■ **Items from a data source**
=== Begin Enclosure ===
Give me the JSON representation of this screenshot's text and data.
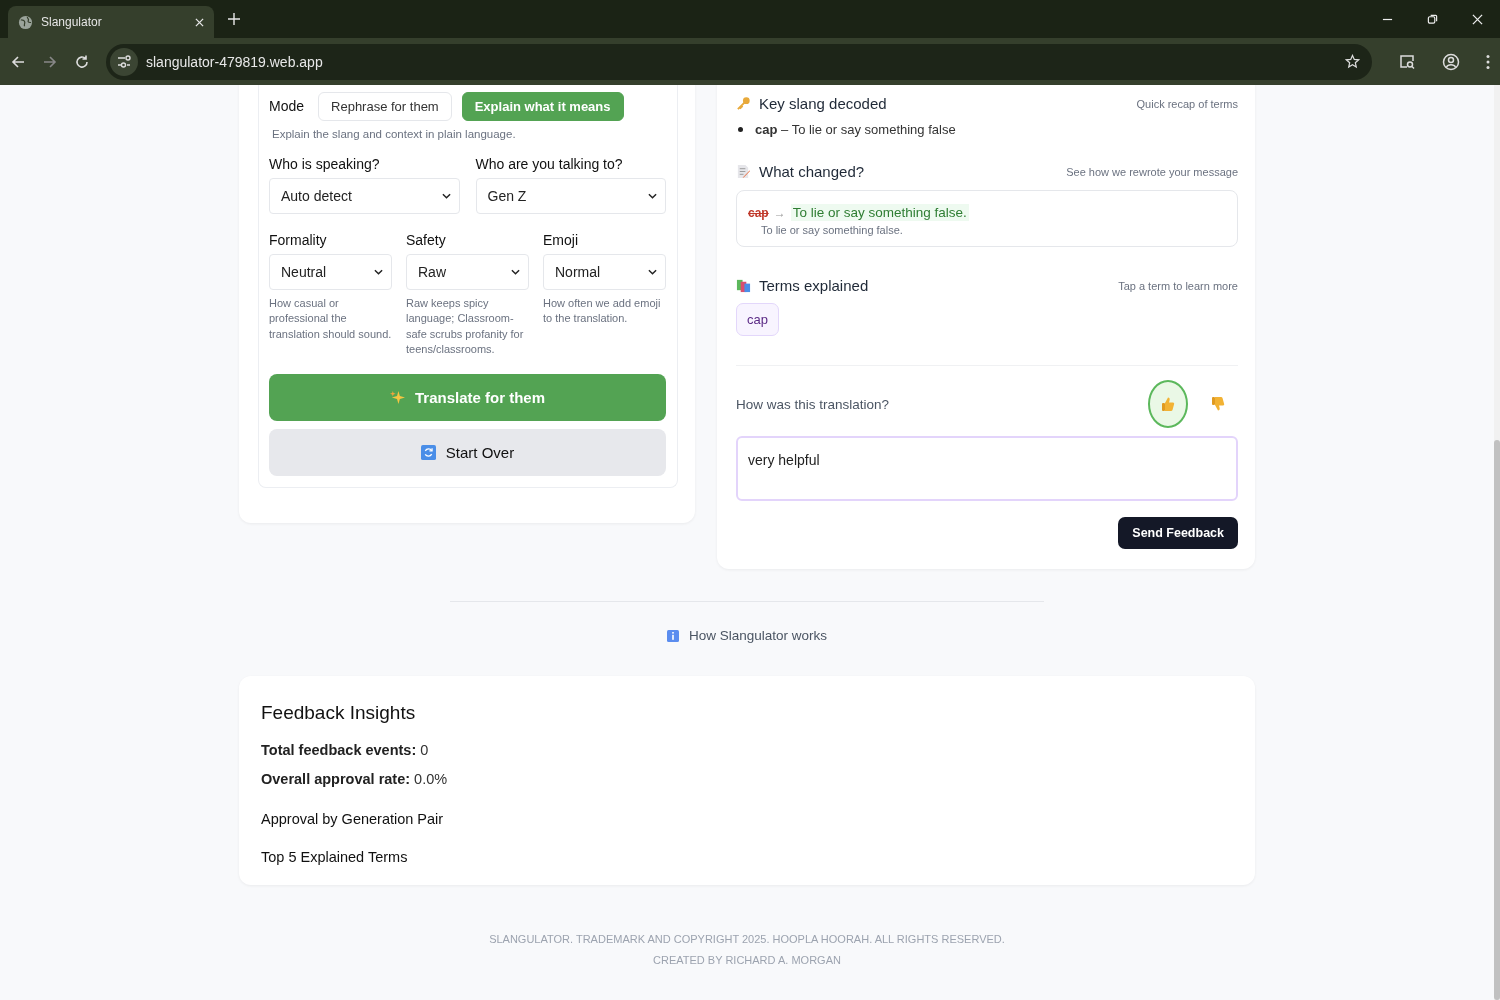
{
  "browser": {
    "tab_title": "Slangulator",
    "url": "slangulator-479819.web.app"
  },
  "mode": {
    "label": "Mode",
    "options": [
      {
        "label": "Rephrase for them",
        "selected": false
      },
      {
        "label": "Explain what it means",
        "selected": true
      }
    ],
    "description": "Explain the slang and context in plain language."
  },
  "audience": [
    {
      "label": "Who is speaking?",
      "value": "Auto detect"
    },
    {
      "label": "Who are you talking to?",
      "value": "Gen Z"
    }
  ],
  "settings": [
    {
      "label": "Formality",
      "value": "Neutral",
      "help": "How casual or professional the translation should sound."
    },
    {
      "label": "Safety",
      "value": "Raw",
      "help": "Raw keeps spicy language; Classroom-safe scrubs profanity for teens/classrooms."
    },
    {
      "label": "Emoji",
      "value": "Normal",
      "help": "How often we add emoji to the translation."
    }
  ],
  "actions": [
    {
      "label": "Translate for them",
      "kind": "primary"
    },
    {
      "label": "Start Over",
      "kind": "secondary"
    }
  ],
  "key_slang": {
    "title": "Key slang decoded",
    "note": "Quick recap of terms",
    "items": [
      {
        "term": "cap",
        "definition": "– To lie or say something false"
      }
    ]
  },
  "changes": {
    "title": "What changed?",
    "note": "See how we rewrote your message",
    "items": [
      {
        "from": "cap",
        "arrow": "→",
        "to": "To lie or say something false.",
        "explanation": "To lie or say something false."
      }
    ]
  },
  "terms": {
    "title": "Terms explained",
    "note": "Tap a term to learn more",
    "chips": [
      "cap"
    ]
  },
  "feedback": {
    "question": "How was this translation?",
    "ratings": [
      {
        "kind": "up",
        "selected": true
      },
      {
        "kind": "down",
        "selected": false
      }
    ],
    "comment": "very helpful",
    "button": "Send Feedback"
  },
  "how_link": "How Slangulator works",
  "insights": {
    "title": "Feedback Insights",
    "stats": [
      {
        "label": "Total feedback events:",
        "value": "0"
      },
      {
        "label": "Overall approval rate:",
        "value": "0.0%"
      }
    ],
    "sections": [
      "Approval by Generation Pair",
      "Top 5 Explained Terms"
    ]
  },
  "footer": [
    "SLANGULATOR. TRADEMARK AND COPYRIGHT 2025. HOOPLA HOORAH. ALL RIGHTS RESERVED.",
    "CREATED BY RICHARD A. MORGAN"
  ]
}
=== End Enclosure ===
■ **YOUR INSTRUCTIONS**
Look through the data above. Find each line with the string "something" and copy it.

■ **SOLUTION TO THE EXERCISE**
        "definition": "– To lie or say something false"
        "to": "To lie or say something false.",
        "explanation": "To lie or say something false."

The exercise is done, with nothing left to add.